**TASK BRIEF**.
Reply with one number only: the count of lines below that contain the word "gravity".

(DATA RECORDS begins)

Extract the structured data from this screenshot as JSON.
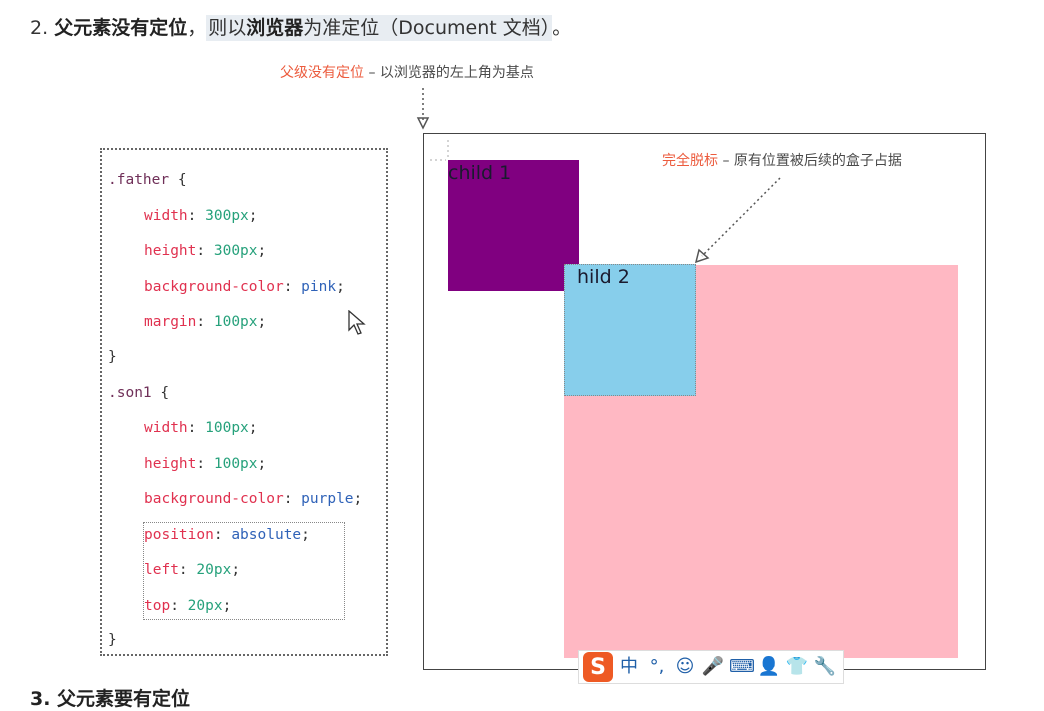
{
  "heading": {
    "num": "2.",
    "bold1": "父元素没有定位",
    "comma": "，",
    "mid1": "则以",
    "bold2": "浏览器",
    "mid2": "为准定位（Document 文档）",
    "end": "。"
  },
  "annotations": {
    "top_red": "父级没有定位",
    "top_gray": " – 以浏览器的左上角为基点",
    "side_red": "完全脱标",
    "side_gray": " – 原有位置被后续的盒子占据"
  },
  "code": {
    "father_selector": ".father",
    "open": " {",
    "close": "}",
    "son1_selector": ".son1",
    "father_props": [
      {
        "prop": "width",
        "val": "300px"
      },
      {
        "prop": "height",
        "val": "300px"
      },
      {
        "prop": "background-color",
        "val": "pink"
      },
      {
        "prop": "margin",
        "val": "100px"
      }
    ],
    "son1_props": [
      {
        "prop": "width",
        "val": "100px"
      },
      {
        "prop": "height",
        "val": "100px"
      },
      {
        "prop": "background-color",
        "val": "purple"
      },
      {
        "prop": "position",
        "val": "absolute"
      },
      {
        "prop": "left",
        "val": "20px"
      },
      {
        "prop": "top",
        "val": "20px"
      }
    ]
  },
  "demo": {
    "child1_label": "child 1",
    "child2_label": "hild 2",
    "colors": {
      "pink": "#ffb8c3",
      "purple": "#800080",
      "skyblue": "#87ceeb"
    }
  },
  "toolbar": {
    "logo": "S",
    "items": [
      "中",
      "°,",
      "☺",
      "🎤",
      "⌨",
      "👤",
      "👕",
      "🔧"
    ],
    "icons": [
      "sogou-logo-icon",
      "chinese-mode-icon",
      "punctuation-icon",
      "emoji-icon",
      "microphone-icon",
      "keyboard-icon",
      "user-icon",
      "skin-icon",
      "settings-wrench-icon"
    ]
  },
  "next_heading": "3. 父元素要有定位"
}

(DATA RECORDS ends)
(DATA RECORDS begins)

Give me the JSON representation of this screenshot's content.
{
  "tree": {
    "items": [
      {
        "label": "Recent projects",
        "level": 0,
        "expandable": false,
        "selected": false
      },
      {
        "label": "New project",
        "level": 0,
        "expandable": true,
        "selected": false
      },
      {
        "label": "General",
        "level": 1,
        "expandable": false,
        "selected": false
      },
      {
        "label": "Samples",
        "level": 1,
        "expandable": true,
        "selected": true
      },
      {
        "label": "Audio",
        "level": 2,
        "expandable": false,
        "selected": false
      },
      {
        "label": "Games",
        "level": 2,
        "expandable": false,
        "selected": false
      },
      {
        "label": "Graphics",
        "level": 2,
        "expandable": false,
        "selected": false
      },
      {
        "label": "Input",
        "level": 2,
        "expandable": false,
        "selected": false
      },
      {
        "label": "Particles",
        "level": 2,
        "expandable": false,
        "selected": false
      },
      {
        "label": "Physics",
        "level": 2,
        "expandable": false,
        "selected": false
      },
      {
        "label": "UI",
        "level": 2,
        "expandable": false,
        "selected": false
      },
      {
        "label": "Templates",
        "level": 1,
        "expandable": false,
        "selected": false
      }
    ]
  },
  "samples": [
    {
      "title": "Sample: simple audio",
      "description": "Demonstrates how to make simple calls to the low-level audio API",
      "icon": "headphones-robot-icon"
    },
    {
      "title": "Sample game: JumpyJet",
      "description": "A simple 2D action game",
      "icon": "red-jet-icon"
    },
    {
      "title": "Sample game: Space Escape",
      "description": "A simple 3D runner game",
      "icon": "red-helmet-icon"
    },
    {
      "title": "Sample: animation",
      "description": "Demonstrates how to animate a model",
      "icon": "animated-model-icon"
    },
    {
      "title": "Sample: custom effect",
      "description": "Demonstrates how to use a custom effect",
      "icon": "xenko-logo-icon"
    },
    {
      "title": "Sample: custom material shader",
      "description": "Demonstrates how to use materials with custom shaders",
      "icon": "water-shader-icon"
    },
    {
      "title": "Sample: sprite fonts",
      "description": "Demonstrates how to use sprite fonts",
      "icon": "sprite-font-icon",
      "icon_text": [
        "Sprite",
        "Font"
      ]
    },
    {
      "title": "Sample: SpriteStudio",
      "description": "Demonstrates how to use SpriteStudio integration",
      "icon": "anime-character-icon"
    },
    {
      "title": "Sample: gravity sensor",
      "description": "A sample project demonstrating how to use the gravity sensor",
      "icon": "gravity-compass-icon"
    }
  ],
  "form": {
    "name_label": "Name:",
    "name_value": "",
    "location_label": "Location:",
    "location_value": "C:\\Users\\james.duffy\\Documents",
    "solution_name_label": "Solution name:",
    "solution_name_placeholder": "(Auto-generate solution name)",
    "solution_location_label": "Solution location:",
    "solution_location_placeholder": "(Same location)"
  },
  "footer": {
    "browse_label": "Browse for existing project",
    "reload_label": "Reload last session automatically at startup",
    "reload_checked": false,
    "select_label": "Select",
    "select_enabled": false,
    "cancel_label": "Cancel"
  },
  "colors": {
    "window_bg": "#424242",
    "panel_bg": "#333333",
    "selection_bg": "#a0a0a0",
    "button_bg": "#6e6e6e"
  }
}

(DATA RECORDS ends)

**WORKED SOLUTION**.
3